In regard to the yabby industry the minister said that he supports the concept that we are putting forward and will consult with the industry, but it is still a little bit unclear what the outcome for the yabby industry will be in terms of its requirements for food safety standards. I hope that in the not-too-distant future a sound outcome is brought forward which will allow that industry to develop and provide good, sound product. Likewise operators in the wild catch part of the seafood industry — that is, the live seafood industry — also expressed concerns about the requirements of PrimeSafe in regard to food safety in that industry. I see that the minister accepted that this area is of low risk and should be treated accordingly. Again I was a little disappointed but not surprised that the response from the minister was that he will consult further and seek an examination of the best way to progress this, so the outcome is yet to be made clear. However, we hope that in following through on these issues the minister will see that the wild catch industry, the live seafood industry, is dealt with appropriately in terms of food safety standards.
Recreational fishing is clearly a great industry across this state and a family-friendly industry. While I have not been a great fisherman myself, as a child and as a university student I enjoyed fishing in the ocean and in some of our great rivers around this state. I remember some terrific trips in my university days with university friends up the Howqua and Delatite rivers. We did not necessarily catch a lot of fish but we certainly enjoyed the camaraderie of the trip and a good time was had by all who attended.
I am pleased that my son, who is now aged 10, has developed an interest in fishing. He managed to persuade me to buy him a new rod and he fishes in Lake Wendouree, which has water in it again, making it possible to fish there. He has not been successful in catching any fish in Lake Wendouree but when we went to Peterborough during the last summer holidays my sister-in-law managed to organise for him to go out in a boat in the estuary at Peterborough.
He had a big smile on his face and was very pleased because he was able to catch some whiting there. He has also been out on Corio Bay with me and the member for Geelong looking to snare some fish there. While he was unsuccessful, I was able to catch something. I forget whether it was a flathead or what it was but I at least came away with something, so I was pleased. Clearly recreational fishing can be a great family activity and is one that ought to be encouraged.

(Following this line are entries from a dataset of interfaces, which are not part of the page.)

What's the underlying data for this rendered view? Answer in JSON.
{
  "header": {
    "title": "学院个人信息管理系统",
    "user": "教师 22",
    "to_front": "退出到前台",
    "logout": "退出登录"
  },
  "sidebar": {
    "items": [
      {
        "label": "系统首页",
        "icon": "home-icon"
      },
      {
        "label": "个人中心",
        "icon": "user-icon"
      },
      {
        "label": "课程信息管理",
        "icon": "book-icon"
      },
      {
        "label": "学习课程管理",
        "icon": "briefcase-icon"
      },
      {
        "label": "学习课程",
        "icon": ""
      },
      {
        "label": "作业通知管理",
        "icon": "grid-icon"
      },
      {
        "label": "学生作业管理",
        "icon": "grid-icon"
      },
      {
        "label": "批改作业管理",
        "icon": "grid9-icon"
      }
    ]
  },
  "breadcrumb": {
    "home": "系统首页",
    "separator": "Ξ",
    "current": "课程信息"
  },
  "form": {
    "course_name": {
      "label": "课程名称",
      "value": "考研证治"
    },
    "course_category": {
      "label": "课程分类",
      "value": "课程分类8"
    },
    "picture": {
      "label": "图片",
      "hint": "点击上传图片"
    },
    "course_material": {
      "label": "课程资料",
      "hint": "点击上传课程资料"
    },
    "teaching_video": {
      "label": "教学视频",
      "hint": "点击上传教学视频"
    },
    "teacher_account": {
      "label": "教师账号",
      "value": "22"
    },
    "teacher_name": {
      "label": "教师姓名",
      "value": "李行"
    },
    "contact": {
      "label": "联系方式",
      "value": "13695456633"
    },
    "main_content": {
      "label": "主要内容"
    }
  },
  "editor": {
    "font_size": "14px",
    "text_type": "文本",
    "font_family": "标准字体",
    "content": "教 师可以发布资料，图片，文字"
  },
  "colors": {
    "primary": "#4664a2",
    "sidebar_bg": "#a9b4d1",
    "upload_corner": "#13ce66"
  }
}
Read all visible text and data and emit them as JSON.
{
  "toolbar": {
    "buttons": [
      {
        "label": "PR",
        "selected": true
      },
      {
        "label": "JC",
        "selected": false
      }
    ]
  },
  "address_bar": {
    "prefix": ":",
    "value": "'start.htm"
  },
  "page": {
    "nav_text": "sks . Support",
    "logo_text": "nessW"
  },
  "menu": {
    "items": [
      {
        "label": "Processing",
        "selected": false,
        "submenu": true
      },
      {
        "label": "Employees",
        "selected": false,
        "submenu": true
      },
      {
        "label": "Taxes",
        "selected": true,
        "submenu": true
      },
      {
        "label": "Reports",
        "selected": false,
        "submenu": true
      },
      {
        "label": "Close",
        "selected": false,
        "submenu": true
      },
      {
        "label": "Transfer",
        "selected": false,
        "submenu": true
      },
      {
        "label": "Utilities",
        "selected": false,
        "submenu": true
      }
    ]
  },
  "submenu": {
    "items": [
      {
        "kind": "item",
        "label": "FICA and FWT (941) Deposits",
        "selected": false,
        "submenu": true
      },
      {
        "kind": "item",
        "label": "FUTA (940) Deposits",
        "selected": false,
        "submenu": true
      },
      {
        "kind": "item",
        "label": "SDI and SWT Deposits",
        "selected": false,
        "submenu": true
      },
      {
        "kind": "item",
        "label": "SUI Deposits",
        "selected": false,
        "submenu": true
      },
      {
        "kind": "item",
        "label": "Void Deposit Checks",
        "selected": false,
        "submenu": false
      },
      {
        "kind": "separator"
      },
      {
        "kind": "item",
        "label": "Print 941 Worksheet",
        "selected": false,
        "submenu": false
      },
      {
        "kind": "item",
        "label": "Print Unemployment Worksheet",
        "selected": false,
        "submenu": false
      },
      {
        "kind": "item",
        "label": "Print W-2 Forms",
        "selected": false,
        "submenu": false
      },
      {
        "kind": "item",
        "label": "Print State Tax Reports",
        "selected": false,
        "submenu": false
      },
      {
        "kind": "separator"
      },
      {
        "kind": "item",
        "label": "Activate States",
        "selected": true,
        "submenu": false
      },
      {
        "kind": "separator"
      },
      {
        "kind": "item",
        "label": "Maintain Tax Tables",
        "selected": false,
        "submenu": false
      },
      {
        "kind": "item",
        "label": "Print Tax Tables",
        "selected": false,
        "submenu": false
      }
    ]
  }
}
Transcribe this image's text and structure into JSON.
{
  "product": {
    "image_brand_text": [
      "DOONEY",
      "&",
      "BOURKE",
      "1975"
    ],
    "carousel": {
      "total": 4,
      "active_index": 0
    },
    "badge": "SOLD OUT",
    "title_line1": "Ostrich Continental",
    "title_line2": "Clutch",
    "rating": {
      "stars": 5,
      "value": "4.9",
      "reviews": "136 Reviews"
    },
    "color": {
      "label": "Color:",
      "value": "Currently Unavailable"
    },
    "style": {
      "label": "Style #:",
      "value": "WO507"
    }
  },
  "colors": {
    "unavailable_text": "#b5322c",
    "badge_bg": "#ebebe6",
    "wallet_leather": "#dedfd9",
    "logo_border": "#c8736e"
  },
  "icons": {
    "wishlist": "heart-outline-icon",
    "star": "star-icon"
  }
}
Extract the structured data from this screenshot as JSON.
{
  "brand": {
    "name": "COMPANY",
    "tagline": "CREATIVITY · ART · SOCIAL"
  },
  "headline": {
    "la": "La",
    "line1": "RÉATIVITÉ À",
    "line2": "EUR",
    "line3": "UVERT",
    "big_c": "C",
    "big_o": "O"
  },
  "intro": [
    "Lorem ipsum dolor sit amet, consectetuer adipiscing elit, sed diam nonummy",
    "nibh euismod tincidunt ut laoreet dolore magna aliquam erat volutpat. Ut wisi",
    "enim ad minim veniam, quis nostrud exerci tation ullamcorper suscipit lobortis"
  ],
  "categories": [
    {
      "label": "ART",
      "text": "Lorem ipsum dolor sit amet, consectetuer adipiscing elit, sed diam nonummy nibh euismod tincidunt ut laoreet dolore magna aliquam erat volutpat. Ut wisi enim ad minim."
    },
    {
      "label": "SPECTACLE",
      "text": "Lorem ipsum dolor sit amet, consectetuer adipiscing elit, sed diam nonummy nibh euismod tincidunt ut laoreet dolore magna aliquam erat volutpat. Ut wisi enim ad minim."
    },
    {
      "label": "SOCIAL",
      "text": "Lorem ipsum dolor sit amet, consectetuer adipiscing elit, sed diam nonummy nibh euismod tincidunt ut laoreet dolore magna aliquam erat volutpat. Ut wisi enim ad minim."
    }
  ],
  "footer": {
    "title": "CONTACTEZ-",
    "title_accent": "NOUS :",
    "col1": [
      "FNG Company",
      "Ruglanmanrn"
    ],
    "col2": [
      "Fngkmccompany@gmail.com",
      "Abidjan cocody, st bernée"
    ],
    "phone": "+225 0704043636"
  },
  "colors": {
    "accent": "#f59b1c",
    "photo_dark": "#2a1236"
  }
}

In regard to the establishment of the Fisheries Advisory Council, we have heard what the role of this committee will be, and it is laudable for the government to consult widely in regard to the council’s development, its management and its policy development in regard to fishing. We want to ensure that this government does the best job it can for the fishing industry across the state. The concern members on this side of the house have is that a Fisheries Advisory Council as a permanent body might not be the best way to undertake this consultation, but clearly it has much to offer in representing a mix of commercial, recreational and Aboriginal fishing interests and so on. I hope this body, when established — even though I see it is predicted to cost something of the order of $80 000 per year — will be of ongoing value and will help the minister and departmental officials to make those important decisions about protection of the industry and will ensure the appropriate balance and will also ensure good management practices.
Clearly the jury is out on this matter. We will see whether other forms of consultation would be better, but I presume broader and more specific consultation will continue to take place in a range of areas as required. We will see what the effects of this permanent body will be. I hope this legislation is a sound step forward for the fishing industry across this state, which is an important industry, as I have said. We will wait and see how the Fisheries Advisory Council operates in the future.